* _Problem to work on_
Each record below must be reproduced exactly as it reads, with its images omitted.

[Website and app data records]
=== Begin Enclosure ===

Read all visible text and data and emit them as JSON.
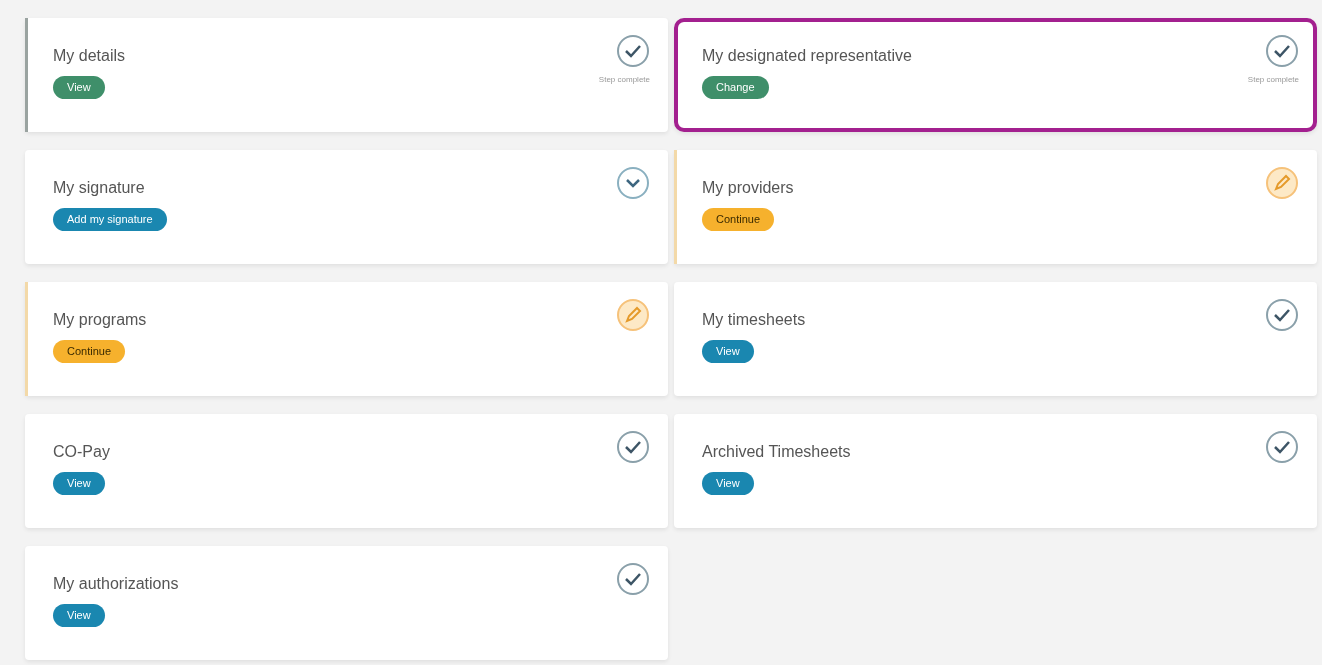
{
  "cards": [
    {
      "title": "My details",
      "button": {
        "label": "View",
        "kind": "green"
      },
      "status": {
        "kind": "check"
      },
      "note": "Step complete",
      "color": "#9aa3a0",
      "highlighted": false
    },
    {
      "title": "My designated representative",
      "button": {
        "label": "Change",
        "kind": "green"
      },
      "status": {
        "kind": "check"
      },
      "note": "Step complete",
      "highlighted": true
    },
    {
      "title": "My signature",
      "button": {
        "label": "Add my signature",
        "kind": "blue"
      },
      "status": {
        "kind": "chevron"
      },
      "highlighted": false
    },
    {
      "title": "My providers",
      "button": {
        "label": "Continue",
        "kind": "orange"
      },
      "status": {
        "kind": "pencil"
      },
      "color": "#f3d9a8",
      "highlighted": false
    },
    {
      "title": "My programs",
      "button": {
        "label": "Continue",
        "kind": "orange"
      },
      "status": {
        "kind": "pencil"
      },
      "color": "#f3d9a8",
      "highlighted": false
    },
    {
      "title": "My timesheets",
      "button": {
        "label": "View",
        "kind": "blue"
      },
      "status": {
        "kind": "check"
      },
      "highlighted": false
    },
    {
      "title": "CO-Pay",
      "button": {
        "label": "View",
        "kind": "blue"
      },
      "status": {
        "kind": "check"
      },
      "highlighted": false
    },
    {
      "title": "Archived Timesheets",
      "button": {
        "label": "View",
        "kind": "blue"
      },
      "status": {
        "kind": "check"
      },
      "highlighted": false
    },
    {
      "title": "My authorizations",
      "button": {
        "label": "View",
        "kind": "blue"
      },
      "status": {
        "kind": "check"
      },
      "highlighted": false
    }
  ]
}
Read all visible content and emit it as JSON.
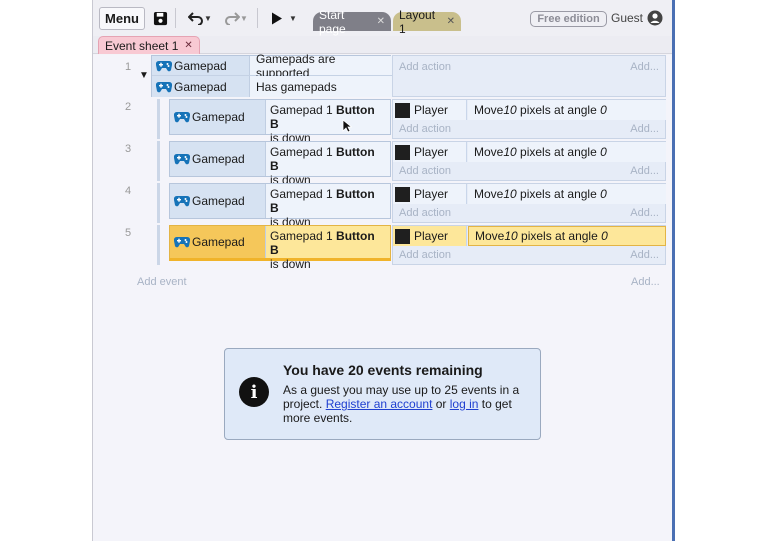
{
  "toolbar": {
    "menu_label": "Menu",
    "tabs": [
      {
        "label": "Start page"
      },
      {
        "label": "Layout 1"
      }
    ],
    "free_edition_label": "Free edition",
    "guest_label": "Guest"
  },
  "sheet_tab": {
    "label": "Event sheet 1"
  },
  "block1": {
    "number": "1",
    "conditions": [
      {
        "object": "Gamepad",
        "text": "Gamepads are supported"
      },
      {
        "object": "Gamepad",
        "text": "Has gamepads"
      }
    ],
    "add_action": "Add action",
    "add_right": "Add..."
  },
  "subevents": [
    {
      "number": "2",
      "object": "Gamepad",
      "cond_pre": "Gamepad 1 ",
      "cond_bold": "Button B",
      "cond_post": "is down",
      "action_object": "Player",
      "action_pre": "Move ",
      "action_num": "10",
      "action_mid": " pixels at angle ",
      "action_angle": "0",
      "add_action": "Add action",
      "add_right": "Add..."
    },
    {
      "number": "3",
      "object": "Gamepad",
      "cond_pre": "Gamepad 1 ",
      "cond_bold": "Button B",
      "cond_post": "is down",
      "action_object": "Player",
      "action_pre": "Move ",
      "action_num": "10",
      "action_mid": " pixels at angle ",
      "action_angle": "0",
      "add_action": "Add action",
      "add_right": "Add..."
    },
    {
      "number": "4",
      "object": "Gamepad",
      "cond_pre": "Gamepad 1 ",
      "cond_bold": "Button B",
      "cond_post": "is down",
      "action_object": "Player",
      "action_pre": "Move ",
      "action_num": "10",
      "action_mid": " pixels at angle ",
      "action_angle": "0",
      "add_action": "Add action",
      "add_right": "Add..."
    },
    {
      "number": "5",
      "object": "Gamepad",
      "cond_pre": "Gamepad 1 ",
      "cond_bold": "Button B",
      "cond_post": "is down",
      "action_object": "Player",
      "action_pre": "Move ",
      "action_num": "10",
      "action_mid": " pixels at angle ",
      "action_angle": "0",
      "add_action": "Add action",
      "add_right": "Add..."
    }
  ],
  "add_event": "Add event",
  "add_event_right": "Add...",
  "notice": {
    "title": "You have 20 events remaining",
    "line1": "As a guest you may use up to 25 events in a project. ",
    "register_link": "Register an account",
    "or": " or ",
    "login_link": "log in",
    "line2": " to get more events."
  },
  "colors": {
    "selected_row": "#fde79a",
    "selected_condition": "#f5c75a",
    "condition_object": "#d6e2f2",
    "sheet_tab": "#f8c9d3",
    "link": "#1f3fd0"
  }
}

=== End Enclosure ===

* _Reply to the task_
Read all visible text and data and emit them as JSON.
{
  "cards": [
    {
      "title": "My details",
      "button": {
        "label": "View",
        "kind": "green"
      },
      "status": {
        "kind": "check"
      },
      "note": "Step complete",
      "color": "#9aa3a0",
      "highlighted": false
    },
    {
      "title": "My designated representative",
      "button": {
        "label": "Change",
        "kind": "green"
      },
      "status": {
        "kind": "check"
      },
      "note": "Step complete",
      "highlighted": true
    },
    {
      "title": "My signature",
      "button": {
        "label": "Add my signature",
        "kind": "blue"
      },
      "status": {
        "kind": "chevron"
      },
      "highlighted": false
    },
    {
      "title": "My providers",
      "button": {
        "label": "Continue",
        "kind": "orange"
      },
      "status": {
        "kind": "pencil"
      },
      "color": "#f3d9a8",
      "highlighted": false
    },
    {
      "title": "My programs",
      "button": {
        "label": "Continue",
        "kind": "orange"
      },
      "status": {
        "kind": "pencil"
      },
      "color": "#f3d9a8",
      "highlighted": false
    },
    {
      "title": "My timesheets",
      "button": {
        "label": "View",
        "kind": "blue"
      },
      "status": {
        "kind": "check"
      },
      "highlighted": false
    },
    {
      "title": "CO-Pay",
      "button": {
        "label": "View",
        "kind": "blue"
      },
      "status": {
        "kind": "check"
      },
      "highlighted": false
    },
    {
      "title": "Archived Timesheets",
      "button": {
        "label": "View",
        "kind": "blue"
      },
      "status": {
        "kind": "check"
      },
      "highlighted": false
    },
    {
      "title": "My authorizations",
      "button": {
        "label": "View",
        "kind": "blue"
      },
      "status": {
        "kind": "check"
      },
      "highlighted": false
    }
  ]
}
Read all visible content and emit it as JSON.
{
  "toolbar": {
    "menu_label": "Menu",
    "tabs": [
      {
        "label": "Start page"
      },
      {
        "label": "Layout 1"
      }
    ],
    "free_edition_label": "Free edition",
    "guest_label": "Guest"
  },
  "sheet_tab": {
    "label": "Event sheet 1"
  },
  "block1": {
    "number": "1",
    "conditions": [
      {
        "object": "Gamepad",
        "text": "Gamepads are supported"
      },
      {
        "object": "Gamepad",
        "text": "Has gamepads"
      }
    ],
    "add_action": "Add action",
    "add_right": "Add..."
  },
  "subevents": [
    {
      "number": "2",
      "object": "Gamepad",
      "cond_pre": "Gamepad 1 ",
      "cond_bold": "Button B",
      "cond_post": "is down",
      "action_object": "Player",
      "action_pre": "Move ",
      "action_num": "10",
      "action_mid": " pixels at angle ",
      "action_angle": "0",
      "add_action": "Add action",
      "add_right": "Add..."
    },
    {
      "number": "3",
      "object": "Gamepad",
      "cond_pre": "Gamepad 1 ",
      "cond_bold": "Button B",
      "cond_post": "is down",
      "action_object": "Player",
      "action_pre": "Move ",
      "action_num": "10",
      "action_mid": " pixels at angle ",
      "action_angle": "0",
      "add_action": "Add action",
      "add_right": "Add..."
    },
    {
      "number": "4",
      "object": "Gamepad",
      "cond_pre": "Gamepad 1 ",
      "cond_bold": "Button B",
      "cond_post": "is down",
      "action_object": "Player",
      "action_pre": "Move ",
      "action_num": "10",
      "action_mid": " pixels at angle ",
      "action_angle": "0",
      "add_action": "Add action",
      "add_right": "Add..."
    },
    {
      "number": "5",
      "object": "Gamepad",
      "cond_pre": "Gamepad 1 ",
      "cond_bold": "Button B",
      "cond_post": "is down",
      "action_object": "Player",
      "action_pre": "Move ",
      "action_num": "10",
      "action_mid": " pixels at angle ",
      "action_angle": "0",
      "add_action": "Add action",
      "add_right": "Add..."
    }
  ],
  "add_event": "Add event",
  "add_event_right": "Add...",
  "notice": {
    "title": "You have 20 events remaining",
    "line1": "As a guest you may use up to 25 events in a project. ",
    "register_link": "Register an account",
    "or": " or ",
    "login_link": "log in",
    "line2": " to get more events."
  },
  "colors": {
    "selected_row": "#fde79a",
    "selected_condition": "#f5c75a",
    "condition_object": "#d6e2f2",
    "sheet_tab": "#f8c9d3",
    "link": "#1f3fd0"
  }
}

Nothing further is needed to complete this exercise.